Now that I’ve had a chance to go through the Rails BetaBook, I thought some of you might want a review of what’s inside. Of course, I don’t need to tell you that the book is a treat. I’m sure you know what Dave Thomas and DHH are capable of. And considering the scarcity of Ruby literature available, I’m sure you’ll have your own copy in short order. (Indications being what they are.)
The BetaBook itself is rather fascinating. Littered throughout the margins are editorial notes about changes which are foreseen in the final edition, including possible changes to Rails itself. I get the feeling that Dave is trying to solicit feedback from the reader, to get you to eyeball the topic closely, to get you searching for omissions and unanswered questions. Considering the beta readers’ familiarity with the Rails API at this point, I’ll bet this pays off big. (See how desperately Premshree wants one?)
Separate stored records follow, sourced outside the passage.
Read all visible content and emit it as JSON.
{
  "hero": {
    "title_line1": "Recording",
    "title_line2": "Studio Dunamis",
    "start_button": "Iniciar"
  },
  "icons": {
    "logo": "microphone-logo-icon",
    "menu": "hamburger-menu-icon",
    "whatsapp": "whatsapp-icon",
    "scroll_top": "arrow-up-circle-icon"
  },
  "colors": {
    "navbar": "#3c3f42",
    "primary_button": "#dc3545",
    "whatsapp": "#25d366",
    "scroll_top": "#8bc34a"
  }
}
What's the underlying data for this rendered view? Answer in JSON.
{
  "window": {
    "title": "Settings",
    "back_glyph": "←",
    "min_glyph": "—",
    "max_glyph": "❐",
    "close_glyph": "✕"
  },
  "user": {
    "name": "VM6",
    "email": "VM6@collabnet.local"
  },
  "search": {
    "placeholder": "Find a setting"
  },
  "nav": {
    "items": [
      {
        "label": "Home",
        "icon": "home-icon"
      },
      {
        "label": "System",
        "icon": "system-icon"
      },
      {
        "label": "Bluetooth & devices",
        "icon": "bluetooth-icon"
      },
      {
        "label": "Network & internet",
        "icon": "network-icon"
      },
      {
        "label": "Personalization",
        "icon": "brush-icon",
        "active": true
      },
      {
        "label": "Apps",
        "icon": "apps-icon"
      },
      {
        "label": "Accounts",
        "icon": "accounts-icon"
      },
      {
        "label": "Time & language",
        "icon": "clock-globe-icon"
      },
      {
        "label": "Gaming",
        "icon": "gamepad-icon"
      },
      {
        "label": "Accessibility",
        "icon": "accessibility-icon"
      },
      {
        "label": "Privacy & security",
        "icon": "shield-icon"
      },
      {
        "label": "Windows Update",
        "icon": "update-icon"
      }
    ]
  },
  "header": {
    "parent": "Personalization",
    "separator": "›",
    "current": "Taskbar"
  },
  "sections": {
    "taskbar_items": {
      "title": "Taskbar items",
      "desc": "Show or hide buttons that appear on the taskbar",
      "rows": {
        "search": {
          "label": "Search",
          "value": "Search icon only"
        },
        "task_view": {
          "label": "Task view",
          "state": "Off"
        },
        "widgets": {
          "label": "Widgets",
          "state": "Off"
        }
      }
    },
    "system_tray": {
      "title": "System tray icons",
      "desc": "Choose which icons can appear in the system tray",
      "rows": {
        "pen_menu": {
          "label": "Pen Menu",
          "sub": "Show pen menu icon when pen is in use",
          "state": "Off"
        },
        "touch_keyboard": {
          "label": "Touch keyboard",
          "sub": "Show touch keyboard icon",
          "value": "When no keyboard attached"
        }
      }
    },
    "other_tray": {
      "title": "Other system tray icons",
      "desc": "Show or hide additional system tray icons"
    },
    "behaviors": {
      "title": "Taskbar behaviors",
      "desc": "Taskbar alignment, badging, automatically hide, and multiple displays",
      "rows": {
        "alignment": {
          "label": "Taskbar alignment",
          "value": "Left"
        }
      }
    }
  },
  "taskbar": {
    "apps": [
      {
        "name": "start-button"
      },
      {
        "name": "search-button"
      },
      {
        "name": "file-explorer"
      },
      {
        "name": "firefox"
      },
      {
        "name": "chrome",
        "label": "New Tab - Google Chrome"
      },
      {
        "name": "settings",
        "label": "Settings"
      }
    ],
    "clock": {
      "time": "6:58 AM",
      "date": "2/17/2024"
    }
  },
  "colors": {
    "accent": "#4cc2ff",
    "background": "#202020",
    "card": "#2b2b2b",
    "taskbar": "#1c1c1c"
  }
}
The book is largely divided into two parts. An introductory Rails tutorial (a la Rolling with Ruby on Rails) occupies the first hundred pages while a verbose explanation of all the sundry Rails components fills the last three-hundred pages. This is all flanked by a sizeable introduction and terrifically handy appendices, including a very sly fifteen page Ruby crash course, focusing specifically on idioms common in Rails applications.
The tutorial follows creation of a shopping cart. While it isn’t an immediate jumpstart like Rolling, the tutorial covers a lot of ground, such as sketching a page flow or keeping sessions. The cart’s database model grows throughout the tutorial, demanding expression of relationships and validation of input. The testing section of the tutorial is the most elaborate section, comprising forty pages of scenarios with accompanying fixtures.
The component sections explore the capabilities of Active Record, the Action Pack, the Prototype library, as well as security and deployment. All of this is along the lines of the introductions you’ve seen in Rails API docs (such as the opening of the ActionController::Base documentation), but with the addition of diagrams and notes from experience.
Now, I’m sure you can live without the Rails book, given the material available in tutorials, videos, and blogs. But Dave has done the work piecing together the vast sea of snippets into something cohesive. And, of course, you get Dave’s over-arching paradigms alongside a lot of these fragments.
Just keep in mind that you aren’t dropping money for a reference book. It’s not the PickAxe, which picked up Ruby and shook it for everything it had. Agile Web Development with Rails is a guided tour along the tracks which wind over the hills and through the countryside of Ruby on Rails, frequently stopping to hand you the binoculars and break down the mythology behind a modern technological marvel.